**Aim of the task**.
Please copy each line from the entries that contains the string "description".
** Opening Supplied entries block **
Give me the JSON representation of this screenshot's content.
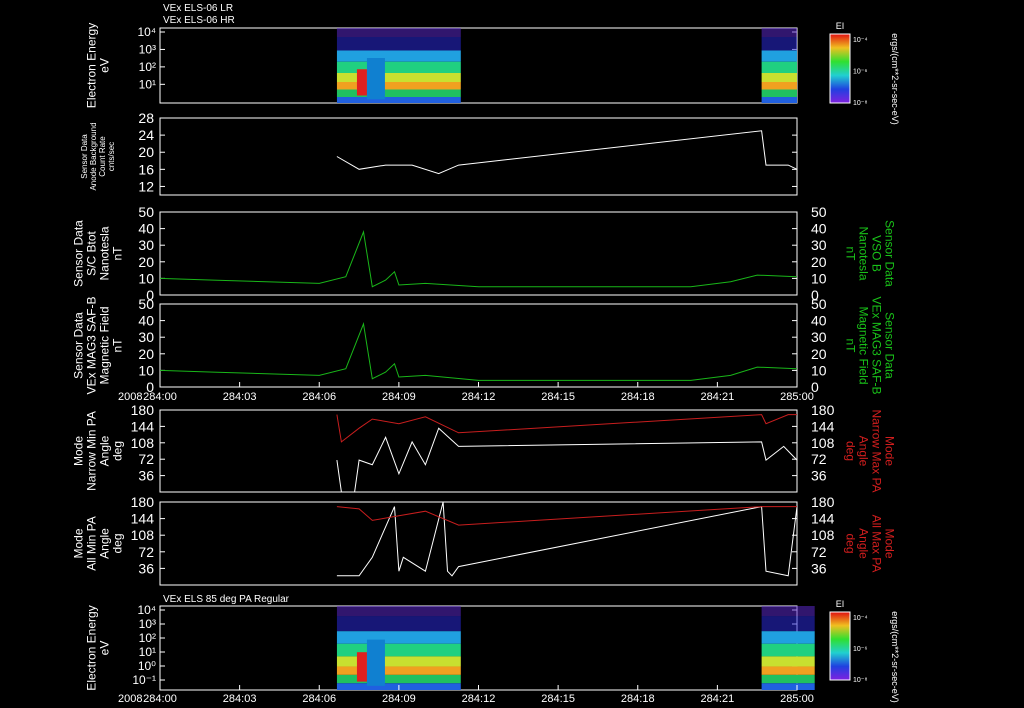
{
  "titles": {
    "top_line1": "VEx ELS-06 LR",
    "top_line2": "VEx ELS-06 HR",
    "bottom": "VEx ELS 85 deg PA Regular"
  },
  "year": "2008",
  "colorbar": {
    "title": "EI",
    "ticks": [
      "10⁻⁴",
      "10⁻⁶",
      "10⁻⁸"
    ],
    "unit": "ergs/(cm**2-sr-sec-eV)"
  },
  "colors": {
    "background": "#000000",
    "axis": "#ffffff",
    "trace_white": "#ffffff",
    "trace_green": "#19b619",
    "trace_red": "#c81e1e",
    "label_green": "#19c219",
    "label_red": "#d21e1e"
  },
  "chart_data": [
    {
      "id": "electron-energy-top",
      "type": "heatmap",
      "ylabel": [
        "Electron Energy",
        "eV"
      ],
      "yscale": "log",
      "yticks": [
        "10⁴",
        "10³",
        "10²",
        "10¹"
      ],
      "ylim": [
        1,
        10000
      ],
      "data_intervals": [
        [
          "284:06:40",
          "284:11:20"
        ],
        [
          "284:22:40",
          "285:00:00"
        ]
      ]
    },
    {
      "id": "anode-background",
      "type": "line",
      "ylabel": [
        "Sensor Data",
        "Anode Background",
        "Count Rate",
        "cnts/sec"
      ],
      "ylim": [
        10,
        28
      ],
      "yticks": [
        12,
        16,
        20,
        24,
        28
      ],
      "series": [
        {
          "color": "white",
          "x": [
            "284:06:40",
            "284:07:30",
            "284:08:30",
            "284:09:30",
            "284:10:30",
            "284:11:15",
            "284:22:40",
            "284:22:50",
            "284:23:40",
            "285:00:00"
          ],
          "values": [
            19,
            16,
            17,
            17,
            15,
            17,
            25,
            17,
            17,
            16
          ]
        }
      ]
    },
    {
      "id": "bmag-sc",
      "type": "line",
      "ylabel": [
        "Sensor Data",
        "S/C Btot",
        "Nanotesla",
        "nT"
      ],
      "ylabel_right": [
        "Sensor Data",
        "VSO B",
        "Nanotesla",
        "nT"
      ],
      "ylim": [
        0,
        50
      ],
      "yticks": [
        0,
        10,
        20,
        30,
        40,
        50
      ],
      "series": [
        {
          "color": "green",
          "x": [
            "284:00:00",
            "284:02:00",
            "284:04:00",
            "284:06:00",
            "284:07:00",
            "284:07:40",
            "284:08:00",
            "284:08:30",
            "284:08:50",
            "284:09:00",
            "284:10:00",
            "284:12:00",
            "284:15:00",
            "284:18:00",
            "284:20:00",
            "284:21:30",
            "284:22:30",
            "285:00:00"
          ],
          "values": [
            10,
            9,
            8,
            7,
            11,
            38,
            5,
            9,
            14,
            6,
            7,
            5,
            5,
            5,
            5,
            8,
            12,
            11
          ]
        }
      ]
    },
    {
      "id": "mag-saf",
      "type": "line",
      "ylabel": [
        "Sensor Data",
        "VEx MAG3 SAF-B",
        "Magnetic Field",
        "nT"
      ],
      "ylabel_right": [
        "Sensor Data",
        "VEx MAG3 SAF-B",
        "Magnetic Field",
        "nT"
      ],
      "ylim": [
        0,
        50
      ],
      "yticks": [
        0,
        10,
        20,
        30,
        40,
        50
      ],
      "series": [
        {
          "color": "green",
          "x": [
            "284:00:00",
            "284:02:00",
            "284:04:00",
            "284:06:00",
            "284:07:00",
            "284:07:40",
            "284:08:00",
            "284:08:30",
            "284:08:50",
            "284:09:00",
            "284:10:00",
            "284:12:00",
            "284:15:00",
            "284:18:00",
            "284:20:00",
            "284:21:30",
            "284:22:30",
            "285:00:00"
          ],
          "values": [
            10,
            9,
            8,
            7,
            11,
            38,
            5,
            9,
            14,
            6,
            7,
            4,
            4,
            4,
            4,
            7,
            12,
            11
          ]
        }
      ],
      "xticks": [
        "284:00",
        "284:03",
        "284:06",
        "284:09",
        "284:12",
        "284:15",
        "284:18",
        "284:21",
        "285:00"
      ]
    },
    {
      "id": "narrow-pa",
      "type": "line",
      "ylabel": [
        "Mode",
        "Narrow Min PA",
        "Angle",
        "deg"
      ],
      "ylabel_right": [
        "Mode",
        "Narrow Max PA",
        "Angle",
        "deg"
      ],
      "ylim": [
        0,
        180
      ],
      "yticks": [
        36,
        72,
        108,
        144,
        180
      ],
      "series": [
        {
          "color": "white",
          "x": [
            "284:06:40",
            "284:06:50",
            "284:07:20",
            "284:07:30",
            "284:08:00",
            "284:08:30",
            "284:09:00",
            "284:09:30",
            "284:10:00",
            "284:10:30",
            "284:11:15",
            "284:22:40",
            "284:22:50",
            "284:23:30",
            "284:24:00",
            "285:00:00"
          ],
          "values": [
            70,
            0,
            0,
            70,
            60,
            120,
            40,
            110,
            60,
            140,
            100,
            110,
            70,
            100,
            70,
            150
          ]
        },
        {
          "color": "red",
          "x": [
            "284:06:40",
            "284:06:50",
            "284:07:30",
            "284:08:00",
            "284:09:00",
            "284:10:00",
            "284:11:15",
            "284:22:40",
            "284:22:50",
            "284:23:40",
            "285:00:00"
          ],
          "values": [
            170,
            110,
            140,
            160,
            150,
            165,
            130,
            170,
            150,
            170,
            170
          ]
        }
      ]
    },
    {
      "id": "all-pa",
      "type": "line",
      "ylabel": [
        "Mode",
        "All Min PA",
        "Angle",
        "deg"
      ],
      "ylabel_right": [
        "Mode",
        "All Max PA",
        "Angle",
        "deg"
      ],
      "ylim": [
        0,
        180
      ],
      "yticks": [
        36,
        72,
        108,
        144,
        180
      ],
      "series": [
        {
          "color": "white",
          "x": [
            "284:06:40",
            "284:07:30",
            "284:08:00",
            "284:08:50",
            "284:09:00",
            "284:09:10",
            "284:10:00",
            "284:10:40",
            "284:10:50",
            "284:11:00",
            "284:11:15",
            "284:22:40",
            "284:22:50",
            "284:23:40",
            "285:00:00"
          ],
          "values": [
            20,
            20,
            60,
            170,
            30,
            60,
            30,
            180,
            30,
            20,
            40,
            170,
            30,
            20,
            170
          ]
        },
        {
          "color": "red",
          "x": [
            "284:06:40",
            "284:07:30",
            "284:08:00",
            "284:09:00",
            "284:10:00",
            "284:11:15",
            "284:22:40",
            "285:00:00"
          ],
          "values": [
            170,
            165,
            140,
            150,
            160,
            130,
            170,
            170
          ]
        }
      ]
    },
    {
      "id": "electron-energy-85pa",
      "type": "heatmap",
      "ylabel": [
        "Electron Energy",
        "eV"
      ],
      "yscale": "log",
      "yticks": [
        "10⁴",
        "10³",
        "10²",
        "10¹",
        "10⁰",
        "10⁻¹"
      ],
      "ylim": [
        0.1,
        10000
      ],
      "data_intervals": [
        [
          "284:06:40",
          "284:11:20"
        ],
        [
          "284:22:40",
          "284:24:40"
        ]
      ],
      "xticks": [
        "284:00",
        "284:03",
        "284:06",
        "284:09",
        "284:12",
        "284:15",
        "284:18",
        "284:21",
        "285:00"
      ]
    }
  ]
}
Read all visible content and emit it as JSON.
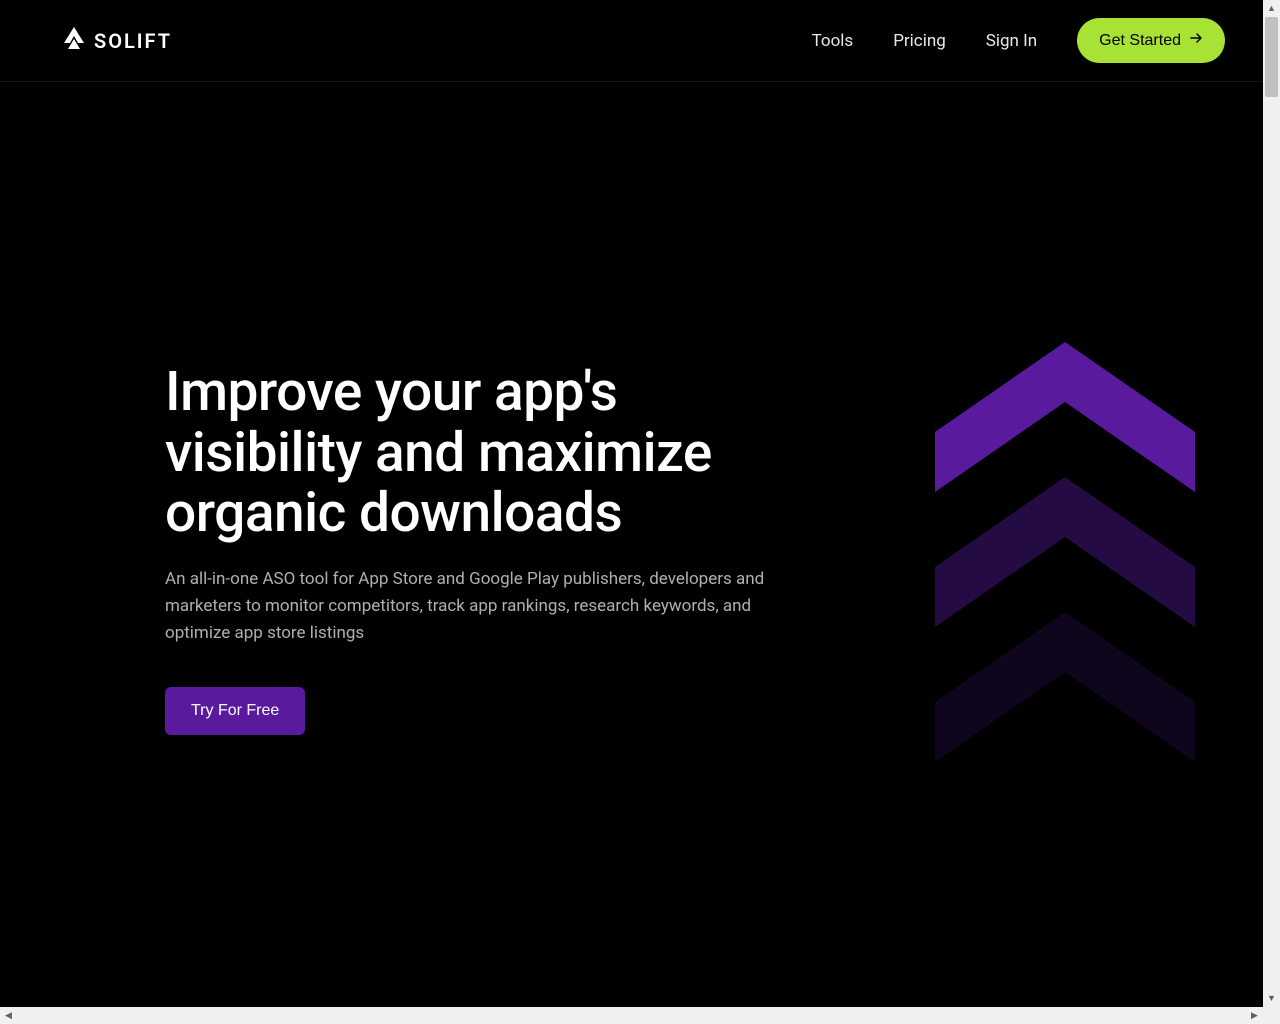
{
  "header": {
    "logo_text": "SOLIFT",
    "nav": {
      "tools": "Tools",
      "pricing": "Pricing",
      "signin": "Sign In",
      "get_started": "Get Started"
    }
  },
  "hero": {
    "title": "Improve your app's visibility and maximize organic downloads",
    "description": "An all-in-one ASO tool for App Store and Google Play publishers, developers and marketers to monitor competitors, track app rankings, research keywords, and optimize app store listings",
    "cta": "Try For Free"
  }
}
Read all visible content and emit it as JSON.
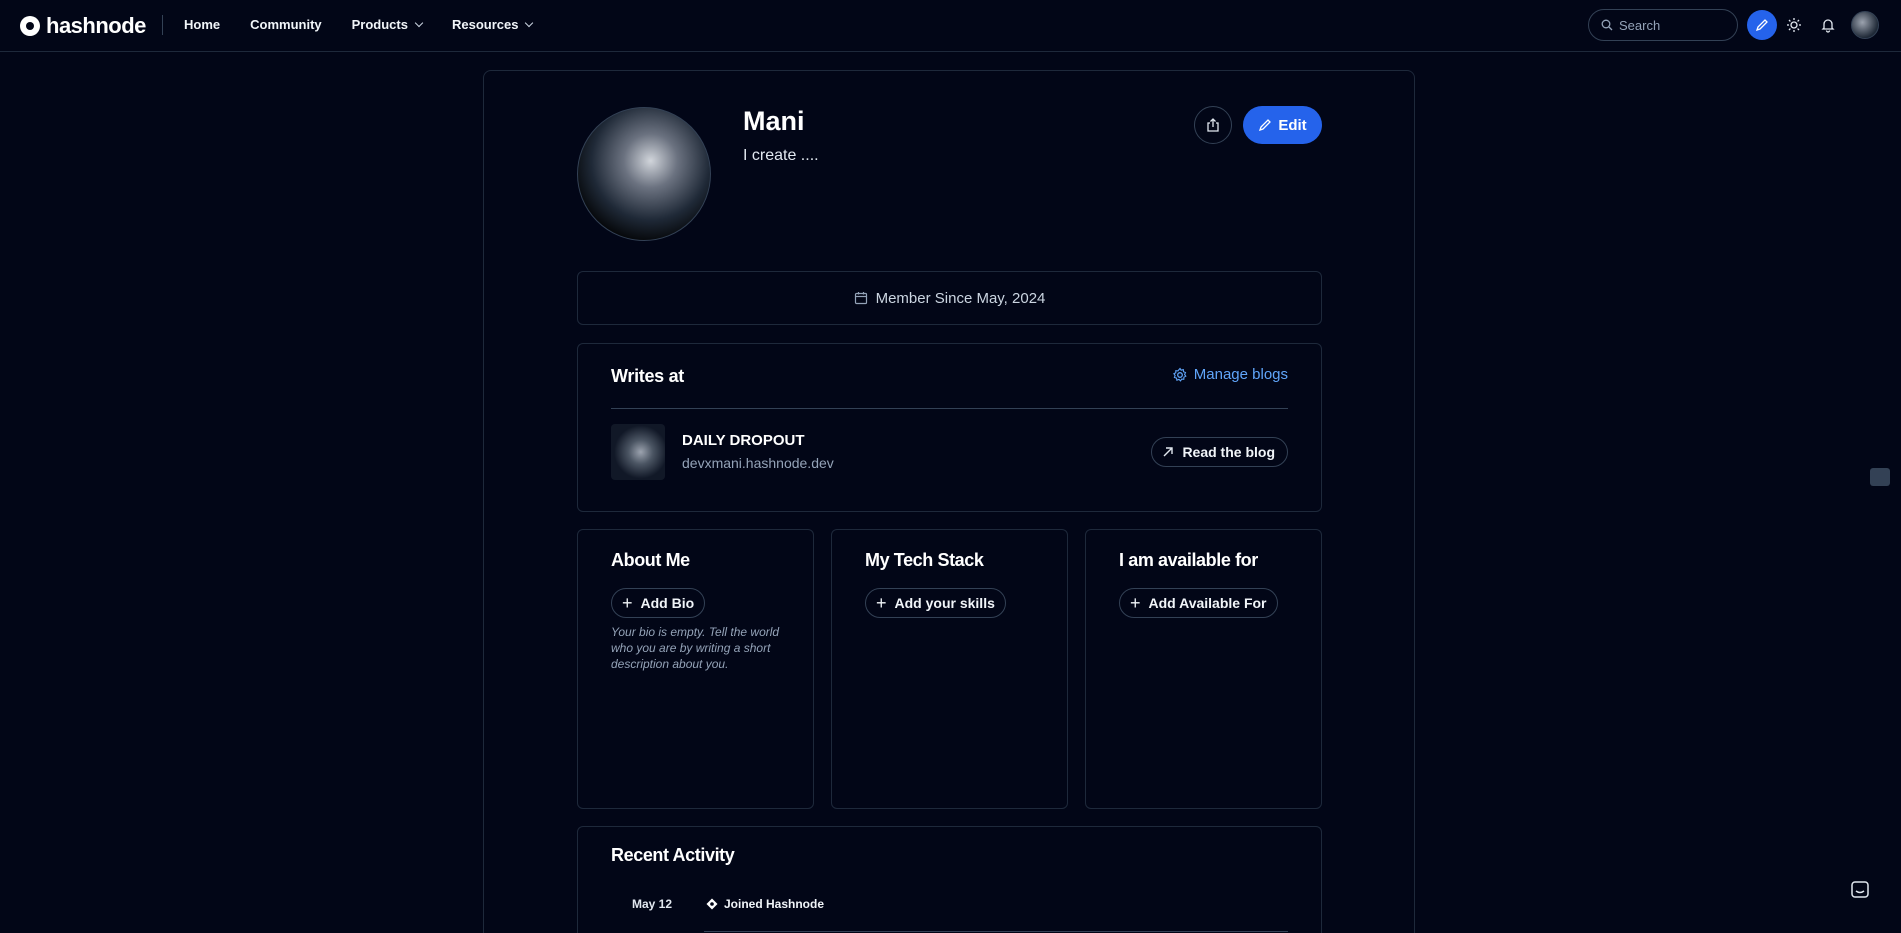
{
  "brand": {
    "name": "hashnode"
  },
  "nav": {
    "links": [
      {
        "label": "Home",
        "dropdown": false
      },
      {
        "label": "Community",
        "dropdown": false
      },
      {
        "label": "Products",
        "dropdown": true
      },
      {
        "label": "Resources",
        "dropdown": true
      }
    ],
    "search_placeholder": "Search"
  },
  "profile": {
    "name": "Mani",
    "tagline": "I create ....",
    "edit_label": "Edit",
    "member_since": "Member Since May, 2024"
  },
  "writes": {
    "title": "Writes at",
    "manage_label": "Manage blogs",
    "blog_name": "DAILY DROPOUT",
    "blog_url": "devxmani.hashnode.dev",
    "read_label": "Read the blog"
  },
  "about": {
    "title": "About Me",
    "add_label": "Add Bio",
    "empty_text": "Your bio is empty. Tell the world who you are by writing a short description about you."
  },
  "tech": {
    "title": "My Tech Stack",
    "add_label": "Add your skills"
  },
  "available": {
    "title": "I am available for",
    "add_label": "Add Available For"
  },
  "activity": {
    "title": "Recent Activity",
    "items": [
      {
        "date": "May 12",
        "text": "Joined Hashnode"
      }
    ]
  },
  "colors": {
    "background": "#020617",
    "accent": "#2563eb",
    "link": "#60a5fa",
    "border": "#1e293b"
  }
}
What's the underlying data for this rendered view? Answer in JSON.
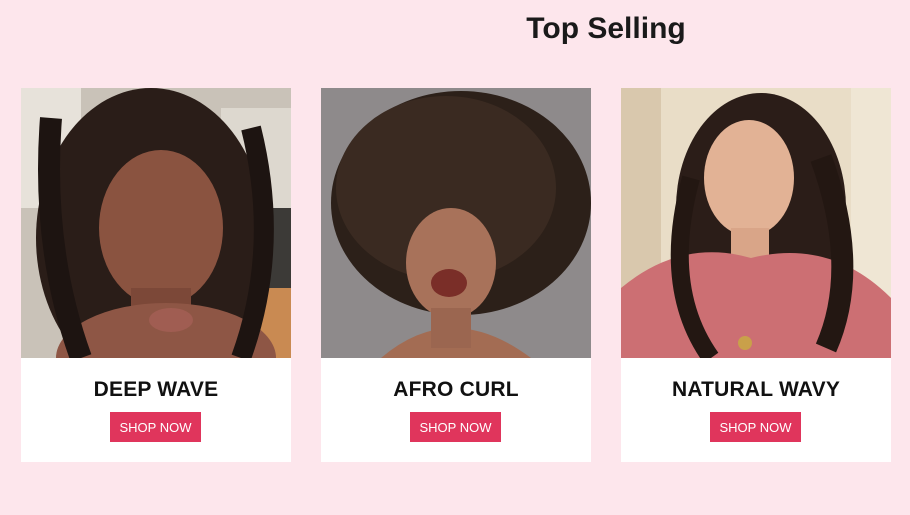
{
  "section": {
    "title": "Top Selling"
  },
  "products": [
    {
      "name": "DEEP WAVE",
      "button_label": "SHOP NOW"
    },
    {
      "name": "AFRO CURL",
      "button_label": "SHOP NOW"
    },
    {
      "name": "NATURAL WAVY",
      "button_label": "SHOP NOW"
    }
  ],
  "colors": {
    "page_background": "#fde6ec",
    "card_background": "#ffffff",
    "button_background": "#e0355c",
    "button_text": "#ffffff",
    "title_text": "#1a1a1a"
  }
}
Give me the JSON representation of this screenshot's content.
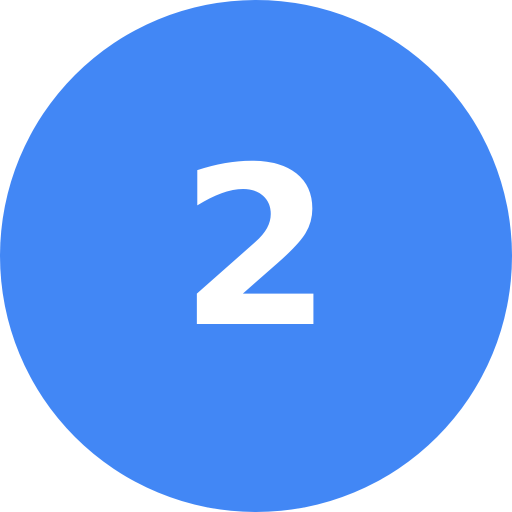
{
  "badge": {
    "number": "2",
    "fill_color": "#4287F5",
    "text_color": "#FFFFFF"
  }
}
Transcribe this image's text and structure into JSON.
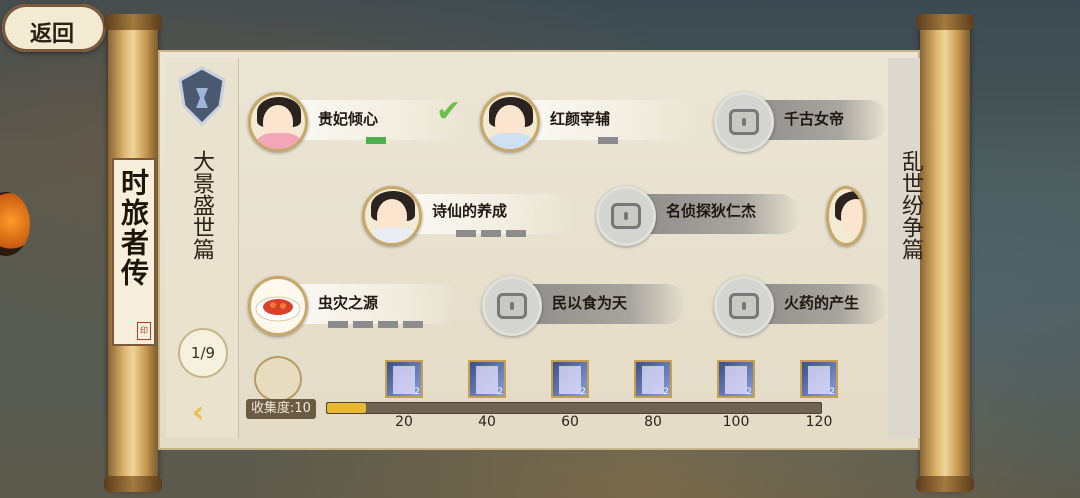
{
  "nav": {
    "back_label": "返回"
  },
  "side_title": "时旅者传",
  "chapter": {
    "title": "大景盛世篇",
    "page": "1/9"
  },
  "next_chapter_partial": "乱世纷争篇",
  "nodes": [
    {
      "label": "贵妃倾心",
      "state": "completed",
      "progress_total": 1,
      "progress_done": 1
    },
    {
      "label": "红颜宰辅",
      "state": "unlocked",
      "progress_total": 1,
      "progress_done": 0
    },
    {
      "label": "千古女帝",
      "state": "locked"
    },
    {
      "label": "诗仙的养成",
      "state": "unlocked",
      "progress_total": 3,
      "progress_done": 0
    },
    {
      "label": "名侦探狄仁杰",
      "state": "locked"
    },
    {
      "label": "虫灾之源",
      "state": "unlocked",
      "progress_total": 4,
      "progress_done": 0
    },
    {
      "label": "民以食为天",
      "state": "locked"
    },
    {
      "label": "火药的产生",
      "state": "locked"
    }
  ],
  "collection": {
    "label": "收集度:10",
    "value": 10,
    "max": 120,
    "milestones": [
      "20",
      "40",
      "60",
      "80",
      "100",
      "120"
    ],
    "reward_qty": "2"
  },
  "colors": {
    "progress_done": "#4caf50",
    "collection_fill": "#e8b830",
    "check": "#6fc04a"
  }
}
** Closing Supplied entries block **
**Task result**.
    "description": "An all-in-one ASO tool for App Store and Google Play publishers, developers and marketers to monitor competitors, track app rankings, research keywords, and optimize app store listings",
    "empty_text": "Your bio is empty. Tell the world who you are by writing a short description about you."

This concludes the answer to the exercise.